Council to chart new moorage bylaws
Private-boat moorage bylaws surface for debate at North Cowichan council’s 1:30 p.m. meeting Wednesday.
Discussion could swirl around staff recommendations to address complex, overlapping local, provincial and federal laws governing moorage.
Council and staff got a wave of backlash recently after the feds towed derelict, adrift tug Trojan from Maple Bay — a popular action, followed by council’s unpopular ordering of boats moored in Maple Bay to leave, as they were breaking municipal mooring bylaws.
Those rules, albeit loosely enforced, said private moorage, by anchor or mooring buoy, is not specifically allowed under North Cowichan’s current bylaws governing boats within 1,000 feet of shore.
Council eased off its edict, and is debating a bylaw revamp.
New bylaws could basically allow law-abiding boaters, while banning derelict vessels, and ordering moorage-flouting crafts to leave North Cowichan waters.
Stakeholder Bryan Dixon’s submission requests a bylaw freeze until community consultation occurs, and a bylaw revision happens.
He also urges reviewing overlapping federal and provincial mooring laws.
Dixon’s options to council include no restrictions nor time limits on anchoring; installing a coin-operated sewage pump-out facility; marking of private moorage buoys in Maple Bay, according to federal requirements; and consideration of derelict-vessel laws such as in Washington State.
Cowichan MP Jean Crowder’s proposed private-member’s bill about Canada’s derelict-craft dilemma has failed to gain Ottawa’s nod.
Senior staffer Scott Mack’s report recommends council yank its July 9 contravention notices — on the understanding further enforcement may happen once council mulls updated, formal bylaws.

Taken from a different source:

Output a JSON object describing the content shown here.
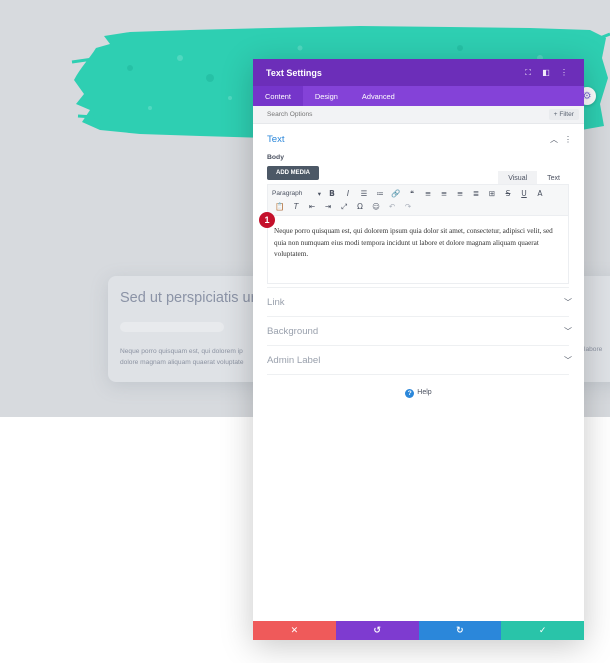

Council, he said, should also direct staff to work with Transport Canada and the RCMP to take action on towing derelict and illegally moored vessels.
Council should discuss revamping its regulations about liveaboards, abandoned boats, federal mooring buoys, pollution, noise, stay length, and municipal permits.
Councillors may also consider requesting control and costs from Victoria regarding key marine areas.
Finally, council must gain regulation input from local boaters, and the Maple Bay Community Association.